Global investment management firm Pacific Investment Management Company (Pimco) underperformed its peers last month, according to estimates by data tracker Morningstar, following internal strife at the company and the abrupt exit of CEO Mohamed El-Erian.
"Pimco was the only provider among the top 10 firms by assets under management that had outflows in February," Morningstar said in its U.S. open-end asset flows update late Wednesday.
Nontraditional bond funds - those that have strategies that don't follow conventional practices - saw some of the best inflows for the sector, according to the research firm. But it said that investors have "clearly moved away" from Pimco's Unconstrained Bond in favor of products from Goldman Sachs, BlackRock and JPMorgan.
In the high-yield arena, Pimco was also the standout laggard. Morningstar estimates show that Pimco's High Yield Fund bucked the trend of inflows for the category with investors withdrawing $510 million in February.
"The underperformance of the fund relative to its peer group is a new phenomenon that also worries investors," Bill Blain, a senior fixed income broker at Mint Partners told CNBC via email.
Pimco had $518 billion of assets under management last month, with 4.6 percent of the market share, according to Morningstar's report, which does not include institutional accounts. The firm's total assets under management was $1.91 trillion as of December 31.
An estimated $2.49 billion flowed out of the company's funds last month, after $5.6 billion left in January and a total of $56 billion leaving in the last year.
A year ago Pimco's assets under management stood at $583 billion, according to Morningstar, reaching a peak of $590 billion in May before falling. This is in stark contrast with the competition with Franklin Templeton, Fidelity and Vanguard all seeing their assets rise in the last 12 months.
Pimco was not immediately available for comment when contacted by CNBC.
Pimco has become something of a reverse indicator for many investors, Blain believes. He added that the dissent on the floor at Pimco has also got many wondering about succession issues. Reuters reported Tuesday that several U.S. institutional investors are closely monitoring the developments at Pimco. This comes in the wake of Mohamed El-Erian's abrupt resignation as CEO. Last month in The Wall Street Journal in February ran a feature on the turmoil at Pimco, highlighting acrimony between the departing El-Erian and co-founder Bill Gross. Gross has since disputed the portrayal in an interview with CNBC.

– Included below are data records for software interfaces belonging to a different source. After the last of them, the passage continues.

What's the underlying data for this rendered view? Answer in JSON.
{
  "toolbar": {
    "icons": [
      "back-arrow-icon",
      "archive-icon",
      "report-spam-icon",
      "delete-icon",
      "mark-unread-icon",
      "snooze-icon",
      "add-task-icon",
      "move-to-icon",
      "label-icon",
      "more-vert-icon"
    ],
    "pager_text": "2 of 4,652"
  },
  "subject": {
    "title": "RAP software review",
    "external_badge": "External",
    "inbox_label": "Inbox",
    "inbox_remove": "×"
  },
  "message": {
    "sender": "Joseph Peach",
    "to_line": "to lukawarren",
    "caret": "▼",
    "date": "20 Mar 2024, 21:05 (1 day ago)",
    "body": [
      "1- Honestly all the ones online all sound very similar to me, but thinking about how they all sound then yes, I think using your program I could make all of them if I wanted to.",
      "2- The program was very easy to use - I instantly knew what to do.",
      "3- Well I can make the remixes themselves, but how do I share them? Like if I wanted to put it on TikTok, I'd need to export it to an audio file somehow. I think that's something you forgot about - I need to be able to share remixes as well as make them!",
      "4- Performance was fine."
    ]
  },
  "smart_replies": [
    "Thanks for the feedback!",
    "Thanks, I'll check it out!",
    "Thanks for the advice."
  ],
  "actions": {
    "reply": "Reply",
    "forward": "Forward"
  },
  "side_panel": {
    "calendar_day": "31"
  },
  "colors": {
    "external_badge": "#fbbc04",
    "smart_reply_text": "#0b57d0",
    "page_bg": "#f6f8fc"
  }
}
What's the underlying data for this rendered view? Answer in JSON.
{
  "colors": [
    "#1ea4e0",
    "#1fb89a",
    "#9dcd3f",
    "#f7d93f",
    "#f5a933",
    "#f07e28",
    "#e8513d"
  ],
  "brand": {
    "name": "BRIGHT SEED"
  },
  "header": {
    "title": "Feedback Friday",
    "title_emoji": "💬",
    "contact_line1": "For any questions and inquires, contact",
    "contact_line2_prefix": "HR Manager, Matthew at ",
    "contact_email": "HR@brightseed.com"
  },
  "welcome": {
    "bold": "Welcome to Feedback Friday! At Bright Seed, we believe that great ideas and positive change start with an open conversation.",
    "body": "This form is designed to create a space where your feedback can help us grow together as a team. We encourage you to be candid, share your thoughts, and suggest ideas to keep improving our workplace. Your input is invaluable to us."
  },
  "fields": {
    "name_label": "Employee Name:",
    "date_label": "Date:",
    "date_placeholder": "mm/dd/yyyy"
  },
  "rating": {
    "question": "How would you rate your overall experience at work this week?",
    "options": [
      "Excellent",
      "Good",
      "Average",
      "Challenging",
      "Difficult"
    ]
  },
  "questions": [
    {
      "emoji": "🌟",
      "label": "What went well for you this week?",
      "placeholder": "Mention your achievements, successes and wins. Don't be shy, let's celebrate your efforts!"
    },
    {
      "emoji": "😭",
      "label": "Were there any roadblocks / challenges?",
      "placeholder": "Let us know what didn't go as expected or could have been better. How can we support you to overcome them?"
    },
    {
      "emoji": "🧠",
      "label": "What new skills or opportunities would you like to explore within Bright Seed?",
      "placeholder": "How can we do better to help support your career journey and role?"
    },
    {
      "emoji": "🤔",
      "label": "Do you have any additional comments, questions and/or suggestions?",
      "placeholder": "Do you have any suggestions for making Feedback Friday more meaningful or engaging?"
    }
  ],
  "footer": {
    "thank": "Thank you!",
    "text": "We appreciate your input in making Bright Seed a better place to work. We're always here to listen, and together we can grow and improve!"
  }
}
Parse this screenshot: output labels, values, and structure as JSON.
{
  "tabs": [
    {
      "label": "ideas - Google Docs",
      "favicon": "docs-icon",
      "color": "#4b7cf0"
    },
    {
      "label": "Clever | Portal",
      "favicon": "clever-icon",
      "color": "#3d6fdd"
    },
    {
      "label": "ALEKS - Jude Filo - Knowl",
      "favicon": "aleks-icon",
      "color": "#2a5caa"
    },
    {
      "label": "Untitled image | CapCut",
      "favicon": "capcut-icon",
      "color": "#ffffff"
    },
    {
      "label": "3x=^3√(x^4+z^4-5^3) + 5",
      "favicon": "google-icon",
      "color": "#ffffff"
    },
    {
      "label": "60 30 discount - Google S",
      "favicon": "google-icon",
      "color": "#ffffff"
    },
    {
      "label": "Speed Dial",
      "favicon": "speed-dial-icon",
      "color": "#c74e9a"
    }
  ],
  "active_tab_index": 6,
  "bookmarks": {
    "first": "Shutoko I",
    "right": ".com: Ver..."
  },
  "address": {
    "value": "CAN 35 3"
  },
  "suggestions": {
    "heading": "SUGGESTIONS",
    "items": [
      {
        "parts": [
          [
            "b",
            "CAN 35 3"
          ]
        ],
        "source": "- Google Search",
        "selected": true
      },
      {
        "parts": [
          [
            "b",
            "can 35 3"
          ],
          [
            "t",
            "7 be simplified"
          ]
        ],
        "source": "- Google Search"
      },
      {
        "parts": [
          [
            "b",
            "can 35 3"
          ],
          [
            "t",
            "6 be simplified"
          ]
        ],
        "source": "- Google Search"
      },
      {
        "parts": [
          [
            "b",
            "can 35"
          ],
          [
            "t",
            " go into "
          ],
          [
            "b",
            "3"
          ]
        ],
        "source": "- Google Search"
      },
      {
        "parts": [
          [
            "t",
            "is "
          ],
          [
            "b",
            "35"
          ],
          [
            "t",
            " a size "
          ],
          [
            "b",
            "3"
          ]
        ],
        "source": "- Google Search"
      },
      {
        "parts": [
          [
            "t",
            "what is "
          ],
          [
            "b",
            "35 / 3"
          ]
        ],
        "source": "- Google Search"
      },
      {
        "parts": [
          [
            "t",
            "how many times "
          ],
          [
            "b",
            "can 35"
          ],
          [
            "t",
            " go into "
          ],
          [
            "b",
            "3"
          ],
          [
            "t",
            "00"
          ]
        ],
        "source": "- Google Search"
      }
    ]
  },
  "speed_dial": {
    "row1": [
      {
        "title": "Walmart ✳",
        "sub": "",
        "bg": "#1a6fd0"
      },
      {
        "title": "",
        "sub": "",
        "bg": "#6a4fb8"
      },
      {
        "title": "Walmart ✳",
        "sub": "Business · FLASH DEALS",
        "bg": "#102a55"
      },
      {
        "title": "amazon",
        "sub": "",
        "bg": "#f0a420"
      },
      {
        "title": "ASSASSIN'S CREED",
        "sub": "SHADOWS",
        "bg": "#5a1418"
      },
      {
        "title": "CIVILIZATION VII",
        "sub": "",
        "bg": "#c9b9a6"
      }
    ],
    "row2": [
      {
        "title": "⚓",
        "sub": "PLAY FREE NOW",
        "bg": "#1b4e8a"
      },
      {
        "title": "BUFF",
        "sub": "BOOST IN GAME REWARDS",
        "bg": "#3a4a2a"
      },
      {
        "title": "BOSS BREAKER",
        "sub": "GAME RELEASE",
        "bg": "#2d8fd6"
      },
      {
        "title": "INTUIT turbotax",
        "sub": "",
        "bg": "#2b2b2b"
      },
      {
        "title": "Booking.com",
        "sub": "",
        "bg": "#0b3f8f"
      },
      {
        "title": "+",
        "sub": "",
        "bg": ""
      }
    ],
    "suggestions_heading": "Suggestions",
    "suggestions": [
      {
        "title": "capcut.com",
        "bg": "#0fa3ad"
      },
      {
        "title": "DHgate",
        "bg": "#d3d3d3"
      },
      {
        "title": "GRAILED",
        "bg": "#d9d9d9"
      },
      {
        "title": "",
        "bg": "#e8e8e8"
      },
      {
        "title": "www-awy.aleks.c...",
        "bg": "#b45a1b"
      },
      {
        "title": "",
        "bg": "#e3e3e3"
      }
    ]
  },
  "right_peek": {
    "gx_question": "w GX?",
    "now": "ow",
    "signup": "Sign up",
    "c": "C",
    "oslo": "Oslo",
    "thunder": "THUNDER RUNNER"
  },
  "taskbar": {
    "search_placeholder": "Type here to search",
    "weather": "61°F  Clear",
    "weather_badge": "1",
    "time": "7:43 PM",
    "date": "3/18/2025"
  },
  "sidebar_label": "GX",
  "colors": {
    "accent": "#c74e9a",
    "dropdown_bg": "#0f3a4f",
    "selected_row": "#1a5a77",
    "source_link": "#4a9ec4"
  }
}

The reports and latest figures heap more pressure on the company after a dismal 2013. The Vanguard Total Stock Market Index overtook Pimco's flagship Total Return Bond as the world's largest mutual fund in 2013. Overall, customers withdrew $41.1 billion from Pimco's Total Return Fund last year, according to Morningstar.
The fund - which is managed by Gross - has also weighed heavy on Pimco's recent general outflows with $3.5 billion leaving the fund in January and $1.6 billion leaving in February, according to Morningstar. However, over the longer term, this stalwart of the bond fund sector has delivered a total return of nearly 8 percent since its inception, outpacing its rivals.
Peter Chatwell, an interest rate strategist at Credit Agricole Corporate and Investment Bank believes that recent outflows could just be indicative of sentiment towards this flagship fund and not of Pimco as a whole.
(Read more: Gross on Pimco: Better 'than we were before')
"(The bond fund) is the bellwether of sentiment in bond markets. At the turn of the year a bear-market in U.S. Treasurys was a consensus position, so it is logical to expect to see the largest/highest profile fund seeing outflows," he told CBC via email.
Many critics have pointed at Gross's favorable outlook on U.S. Treasurys with yields being volatile as the Federal Reserve moderates its bond-buying program. Blain told CNBC that some investors believe that Gross has called Treasury moves wrong too many times and Pimco - and owners Allianz - could be ready to make changes.
"Pimco and Allianz are clearly worried – concerned they suffer as the firm wobbles on Bill. If he is identified as the problem, it's possible he may be sidelined to quell outflows," he said.
—By CNBC.com's Matt Clinch. Follow him on Twitter.
This article has been updated to clarify that Morningstar's data does not include institutional accounts.